On the day that the DOW, S&P 500, and NASDAQ Composite dropped two percent on global growth worries, once again, several companies reported very good numbers.
But investors are paying less attention to corporate results and more attention to economic news from around the world that suggests that the only mature economic engine running at any positive speed currently is the U.S. economy.
PepsiCo, Inc. (PEP) had another good quarter. The company’s two businesses, food/snacks and beverages, produced modest single-digit growth in consolidated sales.
Net earnings grew five percent, while earnings per share grew seven percent over the third quarter last year. Management also increased its expected constant currency earnings-per-share growth for this year from eight to nine percent.
The company expects to return a total of some $8.7 billion to shareholders this year, comprising approximately $3.7 billion in dividends and $5.0 billion in share buybacks.
PepsiCo is on track to deliver what investors expect. The stock just hit a new all-time record-high still with a 2.8% dividend yield.
Getting into third-quarter earnings season a little further should help focus the stock market’s attention but clearly, sentiment has really turned.
If the trading action continues to wane, good businesses are going to become more attractively priced and equity investors looking for new positions will have better choices.
I do believe that for the investment risk, sticking with existing winners is a good strategy regarding large-cap, dividend-paying blue chips.
Dividend income really matters in a slow-growth environment, and corporations would still rather return cash than take on major new ventures.
Previously in these pages, I’ve written that for long-term investors, I like NIKE, Inc. (NKE), The Walt Disney Company (DIS), PepsiCo, Microsoft Corporation (MSFT), Union Pacific Corporation (UNP), Johnson & Johnson (JNJ), and 3M Company (MMM) as investment-grade, dividend paying stocks for conservative portfolios.
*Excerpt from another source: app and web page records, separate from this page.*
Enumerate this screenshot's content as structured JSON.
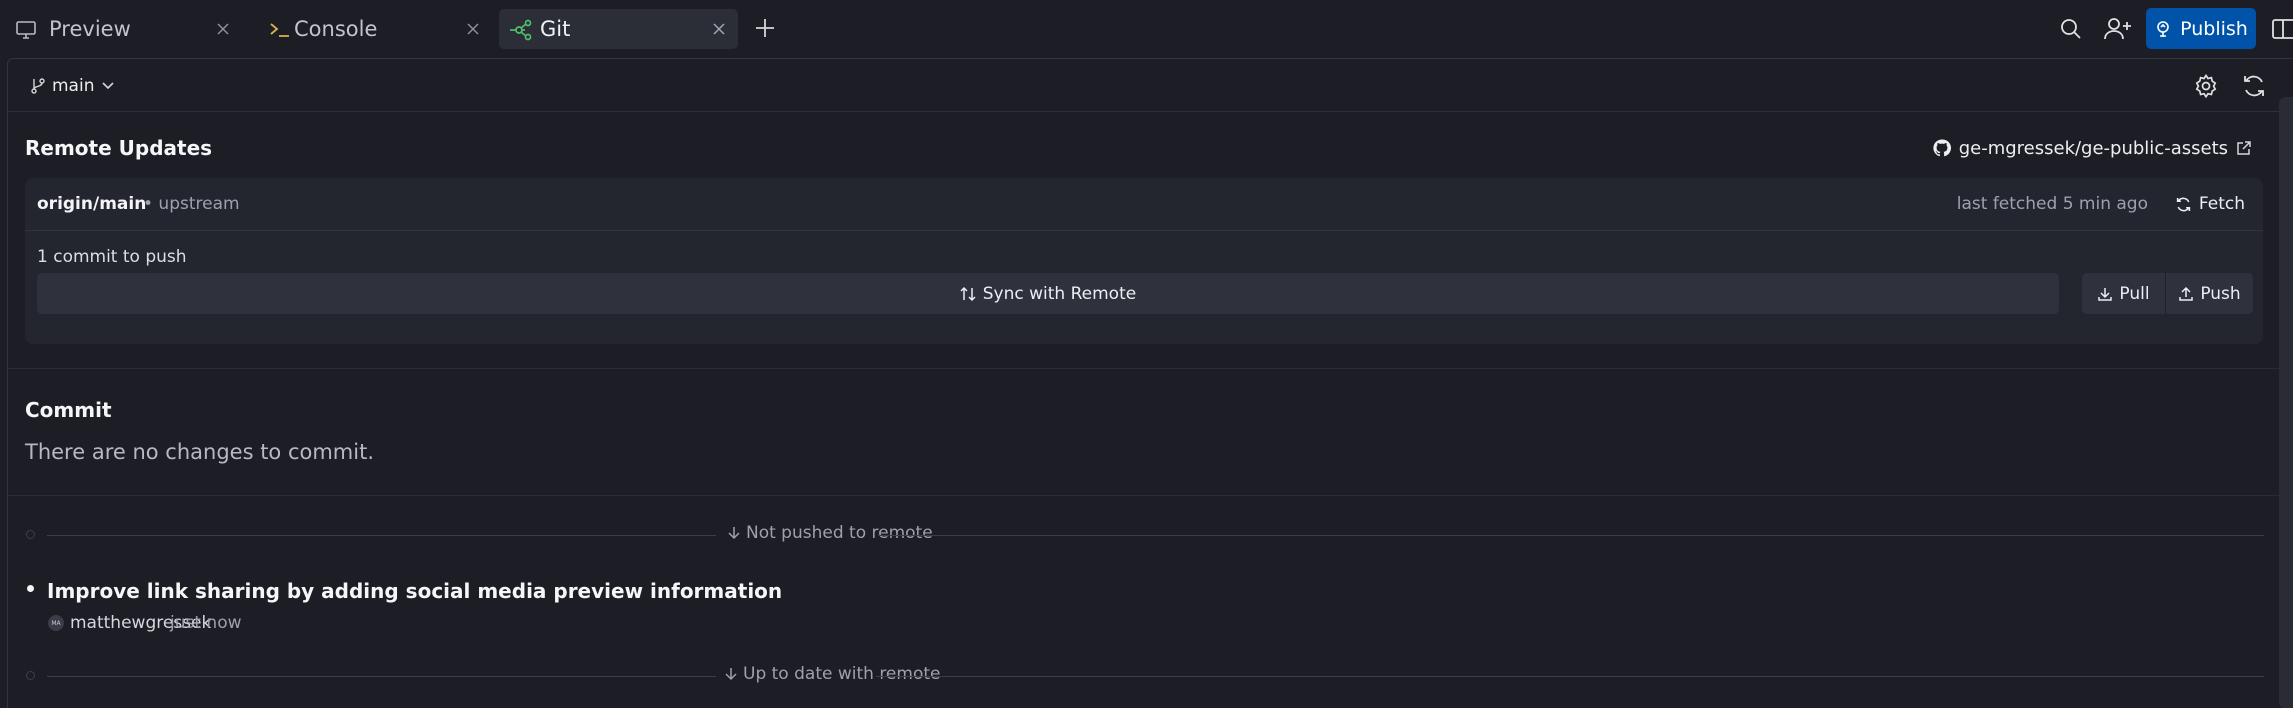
{
  "tabs": [
    {
      "label": "Preview",
      "icon": "monitor-icon",
      "active": false
    },
    {
      "label": "Console",
      "icon": "terminal-icon",
      "active": false
    },
    {
      "label": "Git",
      "icon": "git-icon",
      "active": true
    }
  ],
  "toolbar": {
    "publish_label": "Publish",
    "icons": [
      "search-icon",
      "add-user-icon",
      "split-view-icon"
    ]
  },
  "branch": {
    "name": "main"
  },
  "remote_updates": {
    "title": "Remote Updates",
    "repo": "ge-mgressek/ge-public-assets",
    "remote_branch": "origin/main",
    "remote_meta": "• upstream",
    "last_fetched": "last fetched 5 min ago",
    "fetch_label": "Fetch",
    "commit_count": "1 commit to push",
    "sync_label": "Sync with Remote",
    "pull_label": "Pull",
    "push_label": "Push"
  },
  "commit": {
    "title": "Commit",
    "empty_message": "There are no changes to commit."
  },
  "timeline": {
    "not_pushed_label": "Not pushed to remote",
    "up_to_date_label": "Up to date with remote",
    "commits": [
      {
        "message": "Improve link sharing by adding social media preview information",
        "author_initials": "MA",
        "author": "matthewgressek",
        "time": "just now"
      }
    ]
  },
  "colors": {
    "background": "#1c1d25",
    "card": "#24262f",
    "accent": "#0053a8",
    "git_icon": "#4fbf6a",
    "console_icon": "#e0b04a"
  }
}
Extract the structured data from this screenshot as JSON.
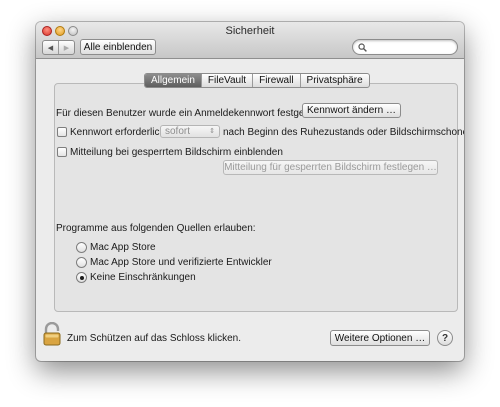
{
  "window": {
    "title": "Sicherheit",
    "show_all_label": "Alle einblenden",
    "search_placeholder": ""
  },
  "tabs": [
    {
      "label": "Allgemein",
      "active": true
    },
    {
      "label": "FileVault",
      "active": false
    },
    {
      "label": "Firewall",
      "active": false
    },
    {
      "label": "Privatsphäre",
      "active": false
    }
  ],
  "general": {
    "login_password_text": "Für diesen Benutzer wurde ein Anmeldekennwort festgelegt",
    "change_password_label": "Kennwort ändern …",
    "require_password_label": "Kennwort erforderlich",
    "require_password_checked": false,
    "require_password_delay": "sofort",
    "require_password_suffix": "nach Beginn des Ruhezustands oder Bildschirmschoners",
    "lock_message_label": "Mitteilung bei gesperrtem Bildschirm einblenden",
    "lock_message_checked": false,
    "set_lock_message_label": "Mitteilung für gesperrten Bildschirm festlegen …"
  },
  "sources": {
    "heading": "Programme aus folgenden Quellen erlauben:",
    "options": [
      {
        "label": "Mac App Store",
        "selected": false
      },
      {
        "label": "Mac App Store und verifizierte Entwickler",
        "selected": false
      },
      {
        "label": "Keine Einschränkungen",
        "selected": true
      }
    ]
  },
  "footer": {
    "lock_text": "Zum Schützen auf das Schloss klicken.",
    "advanced_label": "Weitere Optionen …",
    "help_label": "?"
  },
  "colors": {
    "active_tab": "#6f6f6f",
    "window_bg": "#ececec",
    "lock_gold": "#d9a441"
  },
  "icons": [
    "back-arrow-icon",
    "forward-arrow-icon",
    "search-icon",
    "lock-icon",
    "help-icon"
  ]
}
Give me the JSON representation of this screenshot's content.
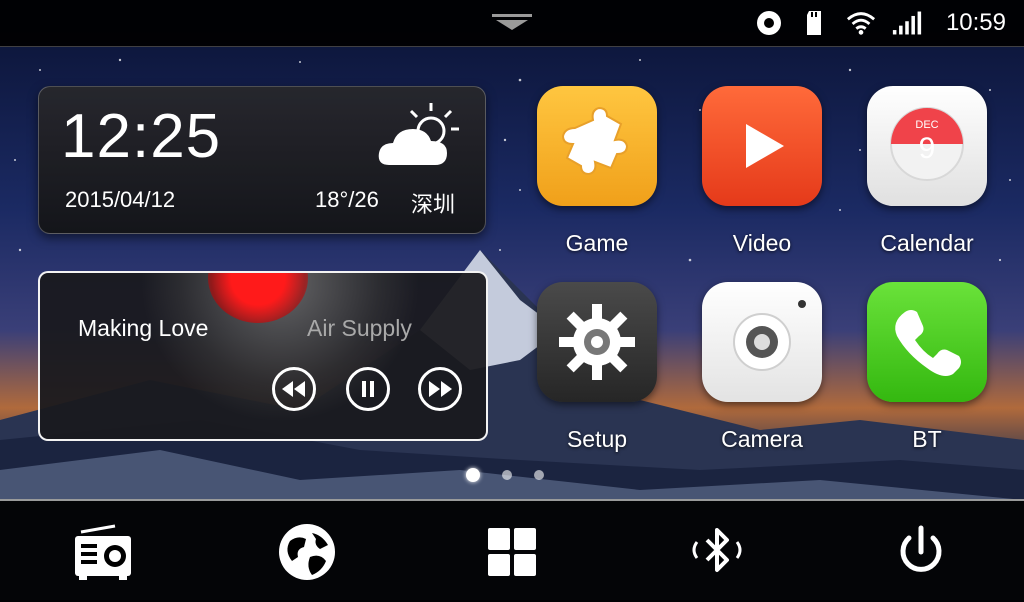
{
  "status_bar": {
    "time": "10:59",
    "icons": [
      "record-icon",
      "sd-card-icon",
      "wifi-icon",
      "signal-icon"
    ],
    "pull_handle": "chevron-down-icon"
  },
  "clock_widget": {
    "time": "12:25",
    "date": "2015/04/12",
    "temperature": "18°/26",
    "city": "深圳",
    "weather_icon": "partly-cloudy-icon"
  },
  "music_widget": {
    "title": "Making Love",
    "artist": "Air Supply",
    "controls": [
      "rewind",
      "pause",
      "fast-forward"
    ]
  },
  "apps": [
    {
      "label": "Game",
      "icon": "puzzle-icon",
      "color": "#f5a91f"
    },
    {
      "label": "Video",
      "icon": "play-icon",
      "color": "#f04a22"
    },
    {
      "label": "Calendar",
      "icon": "calendar-icon",
      "color": "#f1f1f1",
      "month": "DEC",
      "day": "9"
    },
    {
      "label": "Setup",
      "icon": "gear-icon",
      "color": "#3a3a3a"
    },
    {
      "label": "Camera",
      "icon": "camera-icon",
      "color": "#eeeeee"
    },
    {
      "label": "BT",
      "icon": "phone-icon",
      "color": "#4ccf1d"
    }
  ],
  "pager": {
    "pages": 3,
    "active": 0
  },
  "dock": [
    "radio-icon",
    "globe-icon",
    "apps-grid-icon",
    "bluetooth-icon",
    "power-icon"
  ]
}
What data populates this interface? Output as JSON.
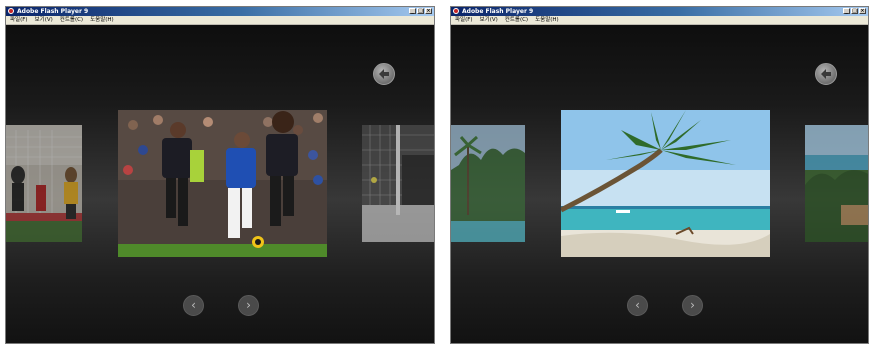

With companies like these, you mostly get a good track record of operational and equity market success, earnings reliability, share repurchases, and rising dividends.
One company I would add to this list that falls into the mid-cap tier is The Toro Company (TTC). (See “What Sets This Company Above the Rest.”) It’s the kind of enterprise you don’t really think of or hear about, but it has proven itself to be a very good business.
Toro makes turf maintenance and irrigation equipment. It’s been around for years and also sells equipment under the “Lawn-Boy,” “Lawn Genie,” “Pope,” and “Unique Lighting Systems” brands among others.
In its most recent fiscal third quarter, the company’s sales grew 11% to a record $568 million. Management noted that it experienced strong demand for its products both for professional and residential products.
Third-quarter earnings came in at $50.0 million, or $0.87 per share. This compares to earnings of $40.1 million, or $0.68 per share, in the same quarter last year, which represents a very good comparative gain.
Like most other stocks, Toro has been doing very well the last several years. But the position’s been waning and is now worth putting on your radar for those interested to buy on weakness.
If sentiment keeps deteriorating, a lot of very good businesses are going to become attractively priced. It will be great to see how third-quarter earnings season unfolds. So far, a lot of numbers are very satisfactory.